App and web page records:
# # #

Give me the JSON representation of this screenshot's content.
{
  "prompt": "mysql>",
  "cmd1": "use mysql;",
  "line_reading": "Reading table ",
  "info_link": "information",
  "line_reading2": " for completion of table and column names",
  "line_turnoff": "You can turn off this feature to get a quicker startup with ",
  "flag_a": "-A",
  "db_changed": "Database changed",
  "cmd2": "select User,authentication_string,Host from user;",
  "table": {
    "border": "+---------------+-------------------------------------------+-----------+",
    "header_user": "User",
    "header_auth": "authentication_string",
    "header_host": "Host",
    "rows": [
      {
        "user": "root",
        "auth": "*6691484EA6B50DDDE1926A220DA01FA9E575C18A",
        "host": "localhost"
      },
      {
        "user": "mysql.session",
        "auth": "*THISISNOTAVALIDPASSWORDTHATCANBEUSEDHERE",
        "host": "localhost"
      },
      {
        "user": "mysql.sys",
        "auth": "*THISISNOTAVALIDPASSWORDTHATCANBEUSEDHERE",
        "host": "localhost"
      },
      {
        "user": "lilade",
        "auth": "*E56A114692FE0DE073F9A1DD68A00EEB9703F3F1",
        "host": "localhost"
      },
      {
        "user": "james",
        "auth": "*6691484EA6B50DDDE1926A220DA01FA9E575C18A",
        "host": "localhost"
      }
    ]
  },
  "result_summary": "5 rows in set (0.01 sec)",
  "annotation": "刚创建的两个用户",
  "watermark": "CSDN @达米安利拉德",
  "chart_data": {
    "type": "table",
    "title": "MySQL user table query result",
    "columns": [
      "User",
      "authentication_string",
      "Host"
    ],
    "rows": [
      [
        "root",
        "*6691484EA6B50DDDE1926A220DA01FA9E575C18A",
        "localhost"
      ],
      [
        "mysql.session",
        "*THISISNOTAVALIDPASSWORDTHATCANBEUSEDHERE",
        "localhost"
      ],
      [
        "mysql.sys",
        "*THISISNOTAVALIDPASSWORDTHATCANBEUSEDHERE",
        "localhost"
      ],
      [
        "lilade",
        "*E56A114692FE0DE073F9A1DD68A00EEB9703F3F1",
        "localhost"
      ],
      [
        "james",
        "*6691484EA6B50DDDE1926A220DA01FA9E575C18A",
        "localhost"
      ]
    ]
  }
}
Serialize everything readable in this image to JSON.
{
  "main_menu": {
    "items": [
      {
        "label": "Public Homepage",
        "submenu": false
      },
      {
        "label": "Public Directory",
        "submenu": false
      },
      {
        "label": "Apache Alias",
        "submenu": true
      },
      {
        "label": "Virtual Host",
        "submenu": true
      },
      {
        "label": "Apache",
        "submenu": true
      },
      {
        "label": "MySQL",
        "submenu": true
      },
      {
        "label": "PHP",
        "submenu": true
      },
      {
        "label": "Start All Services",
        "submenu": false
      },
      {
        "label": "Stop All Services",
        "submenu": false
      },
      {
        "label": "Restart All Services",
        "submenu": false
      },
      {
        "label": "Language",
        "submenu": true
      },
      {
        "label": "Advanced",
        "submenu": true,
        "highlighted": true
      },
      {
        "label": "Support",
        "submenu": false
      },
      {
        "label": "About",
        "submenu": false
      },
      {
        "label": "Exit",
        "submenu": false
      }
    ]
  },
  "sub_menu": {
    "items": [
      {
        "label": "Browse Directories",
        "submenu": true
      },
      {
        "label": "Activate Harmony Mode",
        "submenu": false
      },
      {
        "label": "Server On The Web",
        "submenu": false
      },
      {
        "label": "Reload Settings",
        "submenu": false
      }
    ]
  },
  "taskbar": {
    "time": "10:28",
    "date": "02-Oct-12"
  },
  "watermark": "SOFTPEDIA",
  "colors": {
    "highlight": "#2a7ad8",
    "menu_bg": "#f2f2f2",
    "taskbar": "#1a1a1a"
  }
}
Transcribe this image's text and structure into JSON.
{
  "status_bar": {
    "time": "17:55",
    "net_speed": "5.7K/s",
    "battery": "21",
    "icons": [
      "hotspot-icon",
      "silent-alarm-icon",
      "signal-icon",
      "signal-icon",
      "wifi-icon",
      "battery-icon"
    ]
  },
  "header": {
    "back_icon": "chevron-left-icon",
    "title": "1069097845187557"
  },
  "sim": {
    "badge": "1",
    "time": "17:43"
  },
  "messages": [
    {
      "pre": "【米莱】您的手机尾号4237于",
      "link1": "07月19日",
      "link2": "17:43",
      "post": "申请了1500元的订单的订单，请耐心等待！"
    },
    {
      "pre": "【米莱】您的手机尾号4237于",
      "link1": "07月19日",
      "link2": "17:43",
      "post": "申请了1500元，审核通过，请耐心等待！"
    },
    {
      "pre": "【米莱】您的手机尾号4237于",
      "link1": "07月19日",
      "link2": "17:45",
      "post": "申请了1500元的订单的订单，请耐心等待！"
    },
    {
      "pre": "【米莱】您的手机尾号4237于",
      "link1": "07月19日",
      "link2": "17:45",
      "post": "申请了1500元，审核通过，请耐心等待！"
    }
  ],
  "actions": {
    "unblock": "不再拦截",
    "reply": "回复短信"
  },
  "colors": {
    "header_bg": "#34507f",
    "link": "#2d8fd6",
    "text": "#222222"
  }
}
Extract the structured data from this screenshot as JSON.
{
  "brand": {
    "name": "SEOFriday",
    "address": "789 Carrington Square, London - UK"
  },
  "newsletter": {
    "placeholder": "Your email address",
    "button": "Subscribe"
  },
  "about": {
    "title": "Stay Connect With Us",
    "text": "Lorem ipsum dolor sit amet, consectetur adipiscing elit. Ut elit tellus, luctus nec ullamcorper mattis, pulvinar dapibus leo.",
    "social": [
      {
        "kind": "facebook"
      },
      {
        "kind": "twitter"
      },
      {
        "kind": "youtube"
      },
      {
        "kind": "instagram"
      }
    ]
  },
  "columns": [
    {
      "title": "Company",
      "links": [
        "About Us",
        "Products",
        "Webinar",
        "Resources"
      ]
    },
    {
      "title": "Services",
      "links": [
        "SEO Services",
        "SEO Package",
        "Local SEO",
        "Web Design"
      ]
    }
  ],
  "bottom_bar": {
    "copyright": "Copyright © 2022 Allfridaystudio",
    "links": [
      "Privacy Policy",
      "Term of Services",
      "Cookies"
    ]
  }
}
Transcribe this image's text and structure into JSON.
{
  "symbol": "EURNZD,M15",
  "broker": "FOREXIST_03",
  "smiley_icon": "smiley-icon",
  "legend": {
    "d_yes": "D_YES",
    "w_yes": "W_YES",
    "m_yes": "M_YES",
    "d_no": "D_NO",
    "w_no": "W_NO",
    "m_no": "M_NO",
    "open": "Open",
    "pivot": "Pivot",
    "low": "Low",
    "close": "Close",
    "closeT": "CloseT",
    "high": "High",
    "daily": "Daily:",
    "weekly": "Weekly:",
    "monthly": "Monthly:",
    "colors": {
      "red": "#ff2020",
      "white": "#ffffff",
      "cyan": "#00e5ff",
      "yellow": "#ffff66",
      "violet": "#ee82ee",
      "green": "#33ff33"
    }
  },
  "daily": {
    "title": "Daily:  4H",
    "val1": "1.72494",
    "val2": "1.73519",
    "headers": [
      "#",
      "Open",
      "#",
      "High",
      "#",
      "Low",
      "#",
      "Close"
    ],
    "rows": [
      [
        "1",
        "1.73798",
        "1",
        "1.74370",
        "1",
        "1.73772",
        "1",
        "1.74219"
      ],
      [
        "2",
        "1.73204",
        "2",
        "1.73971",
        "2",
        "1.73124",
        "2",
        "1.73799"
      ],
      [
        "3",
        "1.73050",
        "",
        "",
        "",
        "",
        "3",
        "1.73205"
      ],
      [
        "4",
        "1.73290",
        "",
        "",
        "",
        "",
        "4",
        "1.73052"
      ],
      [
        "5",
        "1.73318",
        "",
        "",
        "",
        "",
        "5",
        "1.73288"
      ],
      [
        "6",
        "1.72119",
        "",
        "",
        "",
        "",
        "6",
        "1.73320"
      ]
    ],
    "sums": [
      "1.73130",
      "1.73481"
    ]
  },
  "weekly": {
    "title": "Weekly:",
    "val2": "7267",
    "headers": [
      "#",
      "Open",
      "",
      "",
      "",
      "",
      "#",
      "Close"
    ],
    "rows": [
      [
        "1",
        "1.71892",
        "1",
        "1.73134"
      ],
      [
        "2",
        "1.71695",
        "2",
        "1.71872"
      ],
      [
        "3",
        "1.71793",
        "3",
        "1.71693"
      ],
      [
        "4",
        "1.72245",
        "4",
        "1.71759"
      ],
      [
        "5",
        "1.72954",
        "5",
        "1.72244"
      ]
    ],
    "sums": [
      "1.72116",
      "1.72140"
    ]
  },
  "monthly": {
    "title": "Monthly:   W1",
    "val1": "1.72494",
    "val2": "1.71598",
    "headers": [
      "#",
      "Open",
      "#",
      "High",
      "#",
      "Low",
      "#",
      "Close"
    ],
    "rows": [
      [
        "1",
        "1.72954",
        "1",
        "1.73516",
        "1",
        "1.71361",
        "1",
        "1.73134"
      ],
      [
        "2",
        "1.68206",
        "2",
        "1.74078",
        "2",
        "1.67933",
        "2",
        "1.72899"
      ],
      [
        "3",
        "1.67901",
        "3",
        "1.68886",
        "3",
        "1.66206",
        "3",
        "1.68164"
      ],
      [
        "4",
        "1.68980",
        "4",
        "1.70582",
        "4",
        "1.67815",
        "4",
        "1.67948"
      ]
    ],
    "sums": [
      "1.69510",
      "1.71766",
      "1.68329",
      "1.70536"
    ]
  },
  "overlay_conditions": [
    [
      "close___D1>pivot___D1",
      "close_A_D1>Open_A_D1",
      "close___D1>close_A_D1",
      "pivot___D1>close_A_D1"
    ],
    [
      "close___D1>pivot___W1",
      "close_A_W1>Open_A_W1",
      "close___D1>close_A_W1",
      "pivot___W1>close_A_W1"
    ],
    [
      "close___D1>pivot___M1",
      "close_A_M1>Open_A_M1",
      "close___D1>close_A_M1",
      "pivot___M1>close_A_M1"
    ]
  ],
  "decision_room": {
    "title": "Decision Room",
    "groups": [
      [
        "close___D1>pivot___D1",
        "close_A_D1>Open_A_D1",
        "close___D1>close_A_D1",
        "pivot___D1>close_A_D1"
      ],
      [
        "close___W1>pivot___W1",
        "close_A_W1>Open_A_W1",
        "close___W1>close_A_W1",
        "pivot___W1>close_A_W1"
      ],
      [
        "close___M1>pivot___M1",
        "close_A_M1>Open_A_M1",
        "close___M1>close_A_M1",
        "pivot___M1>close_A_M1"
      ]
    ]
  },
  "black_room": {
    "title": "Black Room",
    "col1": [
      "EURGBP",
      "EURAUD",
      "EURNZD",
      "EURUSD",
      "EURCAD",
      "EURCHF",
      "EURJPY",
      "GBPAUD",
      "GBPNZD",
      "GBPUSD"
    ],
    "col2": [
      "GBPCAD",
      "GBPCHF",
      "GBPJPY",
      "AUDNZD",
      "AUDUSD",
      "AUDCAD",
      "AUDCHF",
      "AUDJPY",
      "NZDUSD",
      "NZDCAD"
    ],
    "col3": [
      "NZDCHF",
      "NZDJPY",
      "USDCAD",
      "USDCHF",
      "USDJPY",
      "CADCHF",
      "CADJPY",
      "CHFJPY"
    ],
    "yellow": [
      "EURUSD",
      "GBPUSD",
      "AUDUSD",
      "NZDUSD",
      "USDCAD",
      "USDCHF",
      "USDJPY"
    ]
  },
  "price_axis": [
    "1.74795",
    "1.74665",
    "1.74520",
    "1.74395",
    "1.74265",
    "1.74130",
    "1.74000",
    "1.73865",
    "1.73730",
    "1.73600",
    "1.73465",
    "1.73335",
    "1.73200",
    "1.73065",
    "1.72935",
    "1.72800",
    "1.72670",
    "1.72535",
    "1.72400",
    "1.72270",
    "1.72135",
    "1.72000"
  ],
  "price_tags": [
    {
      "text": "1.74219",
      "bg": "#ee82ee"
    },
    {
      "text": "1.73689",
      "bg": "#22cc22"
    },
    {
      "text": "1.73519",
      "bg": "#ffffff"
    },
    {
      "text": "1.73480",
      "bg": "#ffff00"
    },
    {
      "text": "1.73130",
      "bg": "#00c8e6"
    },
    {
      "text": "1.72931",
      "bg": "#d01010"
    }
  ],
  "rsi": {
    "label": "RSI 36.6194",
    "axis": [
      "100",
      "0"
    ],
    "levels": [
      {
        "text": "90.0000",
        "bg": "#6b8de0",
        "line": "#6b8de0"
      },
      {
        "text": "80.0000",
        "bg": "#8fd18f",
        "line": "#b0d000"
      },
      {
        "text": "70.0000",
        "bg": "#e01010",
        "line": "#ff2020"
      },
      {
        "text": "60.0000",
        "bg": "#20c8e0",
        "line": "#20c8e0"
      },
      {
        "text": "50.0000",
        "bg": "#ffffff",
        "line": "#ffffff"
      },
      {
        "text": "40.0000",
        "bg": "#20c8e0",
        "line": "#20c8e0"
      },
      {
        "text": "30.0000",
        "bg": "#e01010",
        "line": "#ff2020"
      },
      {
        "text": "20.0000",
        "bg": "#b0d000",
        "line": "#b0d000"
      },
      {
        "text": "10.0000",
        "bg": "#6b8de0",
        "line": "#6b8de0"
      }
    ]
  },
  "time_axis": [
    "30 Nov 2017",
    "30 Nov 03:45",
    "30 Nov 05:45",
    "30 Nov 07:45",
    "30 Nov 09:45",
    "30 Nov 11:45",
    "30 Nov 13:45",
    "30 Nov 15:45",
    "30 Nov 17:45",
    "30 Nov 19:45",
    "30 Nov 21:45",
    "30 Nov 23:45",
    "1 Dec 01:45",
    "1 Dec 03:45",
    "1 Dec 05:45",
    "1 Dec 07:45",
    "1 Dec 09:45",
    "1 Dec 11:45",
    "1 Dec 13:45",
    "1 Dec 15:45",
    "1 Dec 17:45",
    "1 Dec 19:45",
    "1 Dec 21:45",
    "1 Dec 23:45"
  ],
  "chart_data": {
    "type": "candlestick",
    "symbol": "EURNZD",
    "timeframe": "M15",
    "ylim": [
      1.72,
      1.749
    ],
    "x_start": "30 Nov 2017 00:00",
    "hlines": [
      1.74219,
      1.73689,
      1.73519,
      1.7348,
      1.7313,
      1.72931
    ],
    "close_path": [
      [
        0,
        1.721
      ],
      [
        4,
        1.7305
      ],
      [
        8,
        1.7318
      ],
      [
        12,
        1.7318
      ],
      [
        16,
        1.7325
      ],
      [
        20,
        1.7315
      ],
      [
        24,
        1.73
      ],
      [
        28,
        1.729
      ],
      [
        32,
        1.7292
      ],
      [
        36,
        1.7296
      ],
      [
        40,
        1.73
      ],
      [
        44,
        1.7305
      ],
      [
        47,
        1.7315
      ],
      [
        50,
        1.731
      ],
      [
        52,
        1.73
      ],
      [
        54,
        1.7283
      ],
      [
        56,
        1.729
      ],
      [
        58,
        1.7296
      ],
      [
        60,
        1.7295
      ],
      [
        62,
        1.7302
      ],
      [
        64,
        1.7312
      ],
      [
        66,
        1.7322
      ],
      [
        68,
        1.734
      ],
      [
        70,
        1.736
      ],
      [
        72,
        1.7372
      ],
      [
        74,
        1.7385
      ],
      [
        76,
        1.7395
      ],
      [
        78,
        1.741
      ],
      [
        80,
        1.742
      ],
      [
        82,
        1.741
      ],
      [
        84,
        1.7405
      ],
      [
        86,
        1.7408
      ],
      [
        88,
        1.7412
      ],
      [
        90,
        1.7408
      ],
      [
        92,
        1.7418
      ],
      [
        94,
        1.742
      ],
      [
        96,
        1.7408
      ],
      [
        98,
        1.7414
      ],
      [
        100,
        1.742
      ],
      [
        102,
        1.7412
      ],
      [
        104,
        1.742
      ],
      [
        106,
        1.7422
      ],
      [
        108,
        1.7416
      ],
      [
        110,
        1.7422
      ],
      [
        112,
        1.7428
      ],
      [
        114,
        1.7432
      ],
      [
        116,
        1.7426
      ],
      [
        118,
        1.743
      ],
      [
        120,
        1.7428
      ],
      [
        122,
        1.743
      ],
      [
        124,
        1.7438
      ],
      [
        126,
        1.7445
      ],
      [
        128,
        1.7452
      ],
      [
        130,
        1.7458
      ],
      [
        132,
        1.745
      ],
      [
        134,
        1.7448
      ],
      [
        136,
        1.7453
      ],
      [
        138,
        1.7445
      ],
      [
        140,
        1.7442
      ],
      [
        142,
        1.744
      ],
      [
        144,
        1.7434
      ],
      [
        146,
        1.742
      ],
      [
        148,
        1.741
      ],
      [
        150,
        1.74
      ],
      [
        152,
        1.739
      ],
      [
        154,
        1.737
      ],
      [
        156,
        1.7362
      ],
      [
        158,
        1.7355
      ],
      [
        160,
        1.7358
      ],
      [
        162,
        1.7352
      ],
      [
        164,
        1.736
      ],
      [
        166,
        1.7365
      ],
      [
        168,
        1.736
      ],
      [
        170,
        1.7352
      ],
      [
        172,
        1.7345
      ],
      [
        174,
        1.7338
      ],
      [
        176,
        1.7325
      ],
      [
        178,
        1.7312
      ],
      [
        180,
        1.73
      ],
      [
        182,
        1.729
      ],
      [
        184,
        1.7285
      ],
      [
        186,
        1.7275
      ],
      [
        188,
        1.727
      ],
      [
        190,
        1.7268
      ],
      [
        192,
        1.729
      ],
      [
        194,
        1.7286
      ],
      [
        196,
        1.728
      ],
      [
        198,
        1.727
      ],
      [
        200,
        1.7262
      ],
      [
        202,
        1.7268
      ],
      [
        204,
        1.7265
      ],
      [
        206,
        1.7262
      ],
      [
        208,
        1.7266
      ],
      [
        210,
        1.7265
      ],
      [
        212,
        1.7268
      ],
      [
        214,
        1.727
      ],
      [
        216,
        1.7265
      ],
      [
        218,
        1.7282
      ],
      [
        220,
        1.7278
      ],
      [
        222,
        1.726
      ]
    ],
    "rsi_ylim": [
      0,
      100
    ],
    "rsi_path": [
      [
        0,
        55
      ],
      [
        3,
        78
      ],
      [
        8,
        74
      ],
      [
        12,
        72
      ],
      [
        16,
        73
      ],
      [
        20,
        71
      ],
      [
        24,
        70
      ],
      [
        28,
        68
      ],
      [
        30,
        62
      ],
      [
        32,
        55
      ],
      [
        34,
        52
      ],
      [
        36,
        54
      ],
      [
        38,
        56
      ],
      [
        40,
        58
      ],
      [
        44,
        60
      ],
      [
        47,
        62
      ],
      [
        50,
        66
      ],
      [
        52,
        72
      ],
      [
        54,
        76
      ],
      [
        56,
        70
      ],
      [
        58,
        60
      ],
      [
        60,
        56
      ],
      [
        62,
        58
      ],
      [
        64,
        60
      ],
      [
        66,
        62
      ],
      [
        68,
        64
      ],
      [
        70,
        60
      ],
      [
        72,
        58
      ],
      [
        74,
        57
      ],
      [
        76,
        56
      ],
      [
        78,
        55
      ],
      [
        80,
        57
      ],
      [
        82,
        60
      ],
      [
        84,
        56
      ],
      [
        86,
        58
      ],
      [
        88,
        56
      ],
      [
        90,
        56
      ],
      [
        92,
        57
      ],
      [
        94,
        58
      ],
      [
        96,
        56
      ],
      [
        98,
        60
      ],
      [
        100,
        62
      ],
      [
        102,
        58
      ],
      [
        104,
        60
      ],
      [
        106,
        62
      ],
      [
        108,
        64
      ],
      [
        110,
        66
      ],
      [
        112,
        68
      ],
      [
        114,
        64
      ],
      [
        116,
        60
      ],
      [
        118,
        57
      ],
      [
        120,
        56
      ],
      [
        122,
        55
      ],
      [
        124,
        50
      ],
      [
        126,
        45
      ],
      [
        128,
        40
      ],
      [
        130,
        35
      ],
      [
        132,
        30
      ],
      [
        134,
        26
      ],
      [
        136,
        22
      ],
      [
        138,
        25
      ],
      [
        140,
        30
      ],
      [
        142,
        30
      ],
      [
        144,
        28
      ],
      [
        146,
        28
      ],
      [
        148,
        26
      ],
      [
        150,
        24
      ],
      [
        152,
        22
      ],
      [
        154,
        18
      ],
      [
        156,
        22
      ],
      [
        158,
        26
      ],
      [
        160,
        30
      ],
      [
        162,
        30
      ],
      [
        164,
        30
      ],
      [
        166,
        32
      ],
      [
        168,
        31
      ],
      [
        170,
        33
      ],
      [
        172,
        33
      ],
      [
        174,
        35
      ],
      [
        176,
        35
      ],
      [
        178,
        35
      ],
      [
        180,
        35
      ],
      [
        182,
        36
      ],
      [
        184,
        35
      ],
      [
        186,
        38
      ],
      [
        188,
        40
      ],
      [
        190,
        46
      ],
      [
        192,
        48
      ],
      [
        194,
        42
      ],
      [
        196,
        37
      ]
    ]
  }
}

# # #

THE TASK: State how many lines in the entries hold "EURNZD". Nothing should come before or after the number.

SOLUTION FOR THIS EXERCISE: 3